Anerkennung - Honorary Mentions

Cellular Forms

Andy Lomas (GB)


Cellular Forms uses a simplified biological model of morphogenesis, with three-dimensional structures generated out of interconnected particles to represent cells.

Each form starts with a small initial ball of cells which is incrementally developed over time by adding iterative layers of complexity to the structure. The aim is to create forms emergently: exploring generic similarities between many different shapes in nature rather than emulating any particular organism, revealing universal archetypal forms that can come from growth-like processes rather than top-down externally engineered design.

Cell division is controlled by accumulated nutrient levels. When the level in a cell exceeds a given threshold the cell divides, and various parameters control how both the parent and daughter cells re-connect to their immediate neighbors. Rules can also be adjusted for how nutrient is created, such as by being randomly uniformly created by each cell, or by incident light rays creating nutrient in cells hit by photons. Nutrient can also be allowed to flow to adjacent cells. The simulation process is repeated over thousands of iterations and millions of particles, with typical final structures having over fifty million cells.

A number of internal forces affect the structures, including linear and torsion spring forces between connected cells. Additional forces repel cells that are in close proximity but are not directly connected. Many different complex organic structures are seen to arise from subtle variations to the rules governing the systems, with selection of forms based on aesthetic considerations rather than optimizing a conventional fitness function. All the software used to run the simulations and render the resulting images was written and designed by the artist and implemented using C++ and CUDA.


Andy Lomas

Andy Lomas (UK) is a mathematician, digital artist and Emmy award winning supervisor of computer generated effects. Cellular Forms is the latest part of Morphogenetic Creations: a series of work which explores how complex organic structures, such as those seen in nature, can be the emergent generative products of growth processes. He has had artworks exhibited in over 40 joint and solo exhibitions, including Siggraph, the Japan Media Arts Festival, the Ars Electronica Festival and the Centro Andaluz de Arte Contemporaneo, and was selected by Saatchi Online to contribute to a special exhibition in the Zoo Art Fair at the Royal Academy of Arts. His production credits include Walking With Dinosaurs, Matrix: Revolutions, Matrix: Reloaded, Over the Hedge, The Tale of Despereaux and Avatar.

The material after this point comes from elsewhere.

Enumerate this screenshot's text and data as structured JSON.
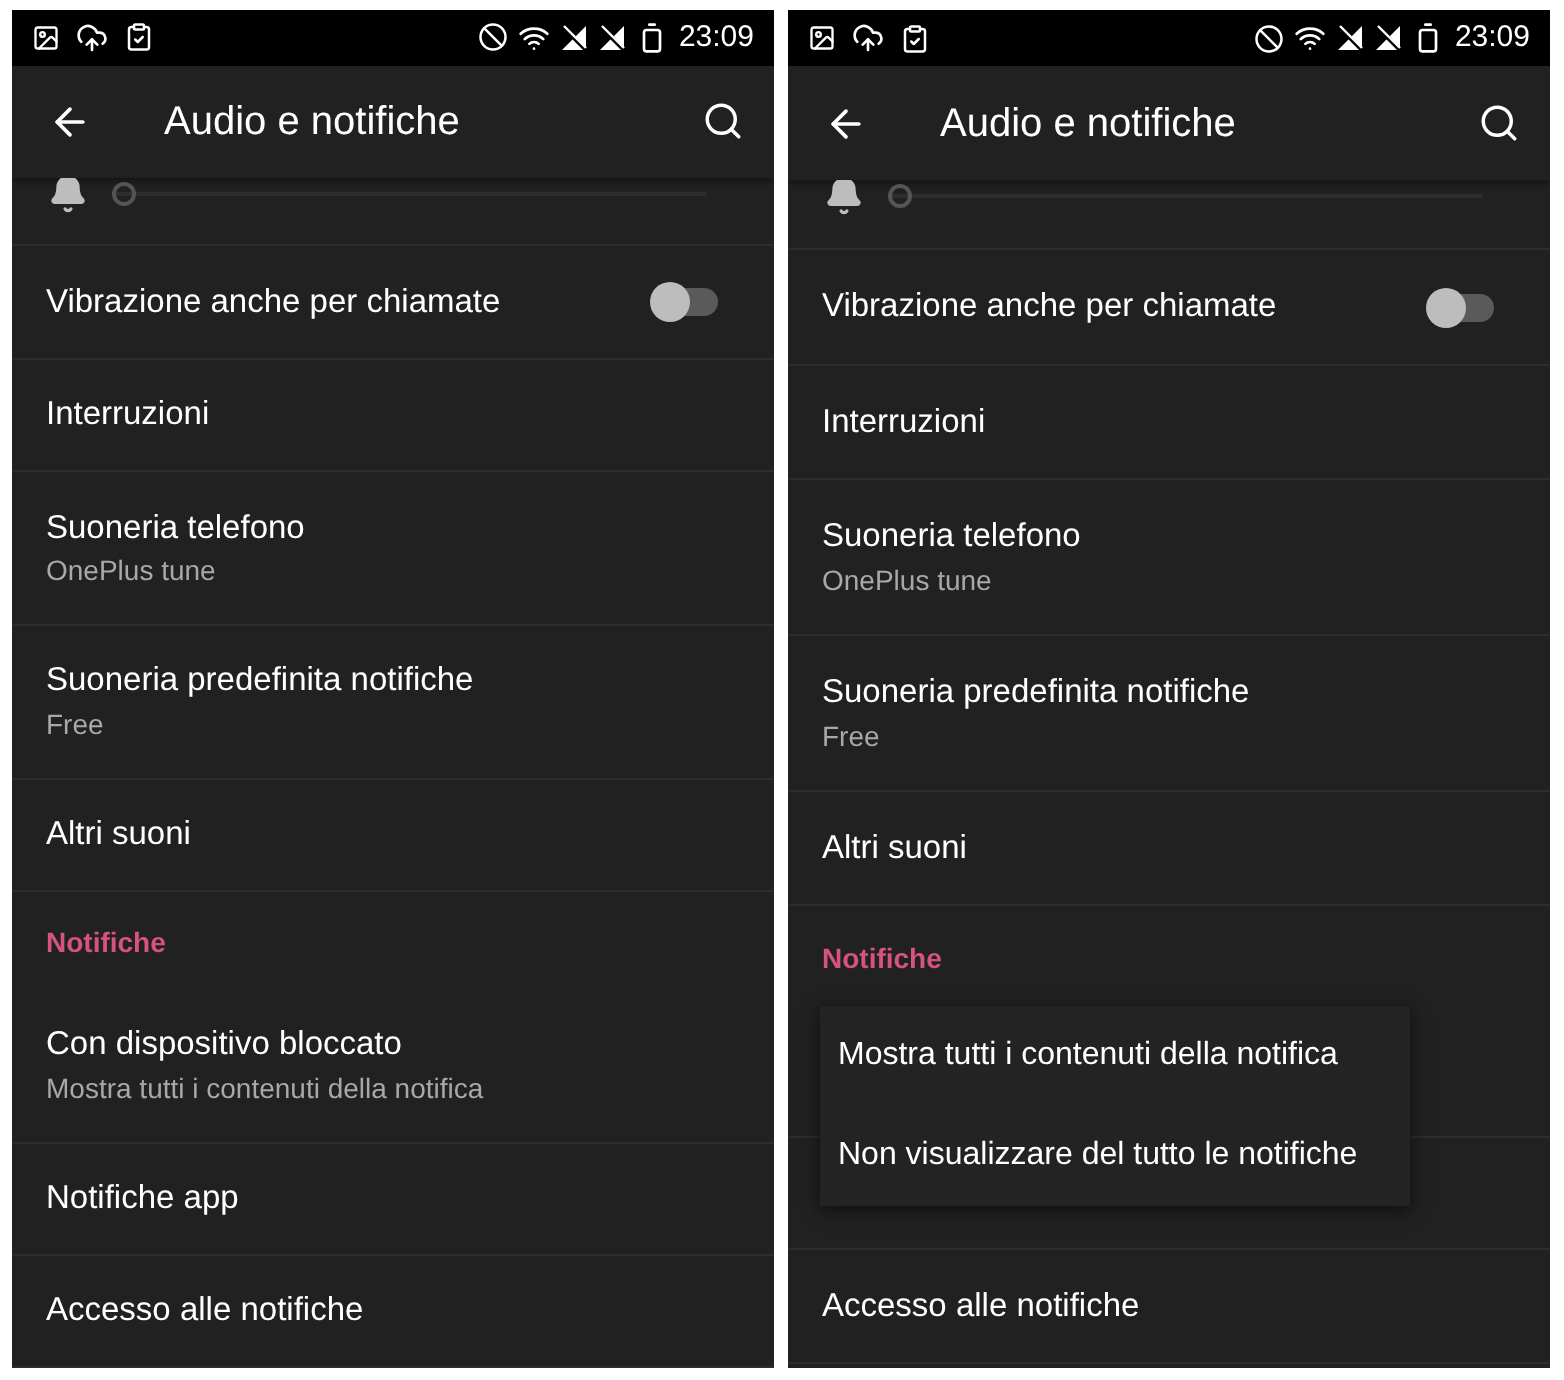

Software and Visuals: Andy Lomas, (UK)

Music: Max Cooper, (UK)